Work required >> What this exercise needs is every entry restated as written, with no pictures.

Record set >>
--*--

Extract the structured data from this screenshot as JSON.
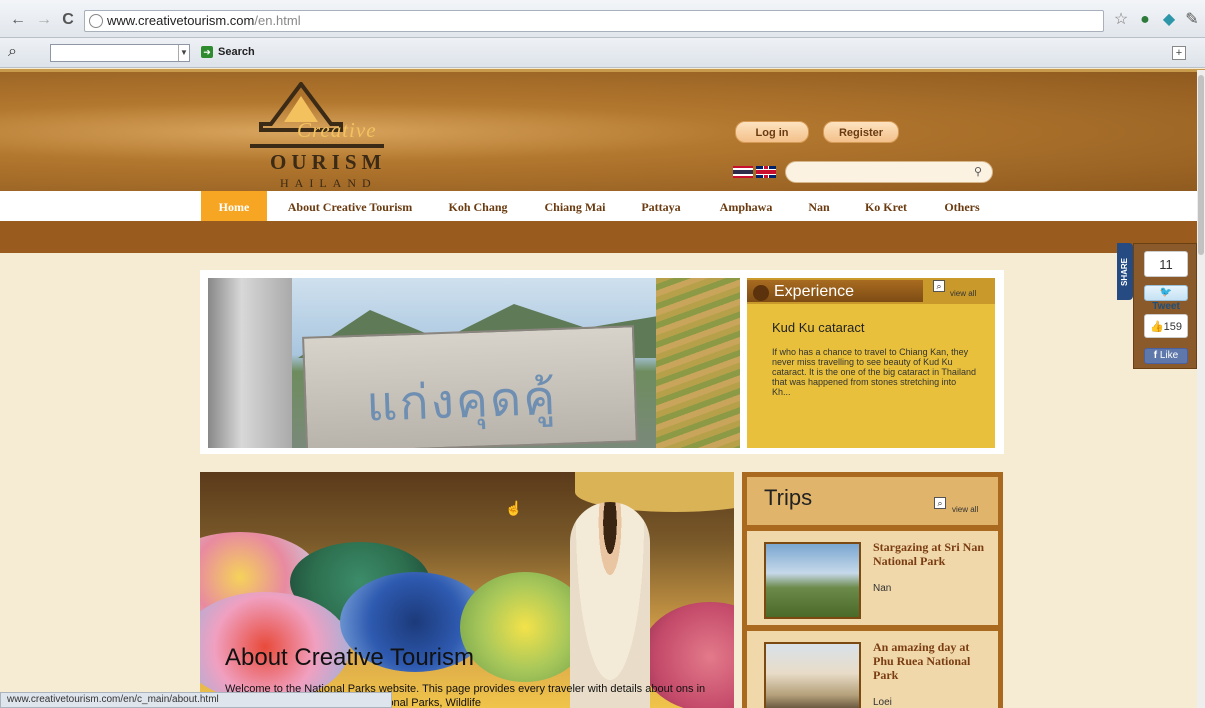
{
  "browser": {
    "url_domain": "www.creativetourism.com",
    "url_path": "/en.html",
    "status_url": "www.creativetourism.com/en/c_main/about.html"
  },
  "toolbar": {
    "search_label": "Search"
  },
  "site": {
    "logo_c": "Creative",
    "logo_o": "OURISM",
    "logo_h": "HAILAND",
    "login_label": "Log in",
    "register_label": "Register"
  },
  "nav": {
    "items": [
      "Home",
      "About Creative Tourism",
      "Koh Chang",
      "Chiang Mai",
      "Pattaya",
      "Amphawa",
      "Nan",
      "Ko Kret",
      "Others"
    ]
  },
  "share": {
    "tab_label": "SHARE",
    "tweet_count": "11",
    "tweet_label": "Tweet",
    "like_count": "159",
    "like_label": "Like"
  },
  "experience": {
    "title": "Experience",
    "view_all": "view all",
    "item_title": "Kud Ku cataract",
    "item_desc": "If who has a chance to travel to Chiang Kan, they never miss travelling to see beauty of Kud Ku cataract. It is the one of the big cataract in Thailand that was happened from stones stretching into Kh..."
  },
  "hero": {
    "sign_text": "แก่งคุดคู้"
  },
  "feature": {
    "title": "About Creative Tourism",
    "desc": "Welcome to the National Parks website. This page provides every traveler with details about ons in Thailand. The Department of National Parks, Wildlife"
  },
  "trips": {
    "title": "Trips",
    "view_all": "view all",
    "items": [
      {
        "title": "Stargazing at Sri Nan National Park",
        "location": "Nan"
      },
      {
        "title": "An amazing day at Phu Ruea National Park",
        "location": "Loei"
      }
    ]
  }
}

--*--

Answer space >>
Extract the structured data from this screenshot as JSON.
{
  "browser": {
    "url_domain": "www.creativetourism.com",
    "url_path": "/en.html",
    "status_url": "www.creativetourism.com/en/c_main/about.html"
  },
  "toolbar": {
    "search_label": "Search"
  },
  "site": {
    "logo_c": "Creative",
    "logo_o": "OURISM",
    "logo_h": "HAILAND",
    "login_label": "Log in",
    "register_label": "Register"
  },
  "nav": {
    "items": [
      "Home",
      "About Creative Tourism",
      "Koh Chang",
      "Chiang Mai",
      "Pattaya",
      "Amphawa",
      "Nan",
      "Ko Kret",
      "Others"
    ]
  },
  "share": {
    "tab_label": "SHARE",
    "tweet_count": "11",
    "tweet_label": "Tweet",
    "like_count": "159",
    "like_label": "Like"
  },
  "experience": {
    "title": "Experience",
    "view_all": "view all",
    "item_title": "Kud Ku cataract",
    "item_desc": "If who has a chance to travel to Chiang Kan, they never miss travelling to see beauty of Kud Ku cataract. It is the one of the big cataract in Thailand that was happened from stones stretching into Kh..."
  },
  "hero": {
    "sign_text": "แก่งคุดคู้"
  },
  "feature": {
    "title": "About Creative Tourism",
    "desc": "Welcome to the National Parks website. This page provides every traveler with details about ons in Thailand. The Department of National Parks, Wildlife"
  },
  "trips": {
    "title": "Trips",
    "view_all": "view all",
    "items": [
      {
        "title": "Stargazing at Sri Nan National Park",
        "location": "Nan"
      },
      {
        "title": "An amazing day at Phu Ruea National Park",
        "location": "Loei"
      }
    ]
  }
}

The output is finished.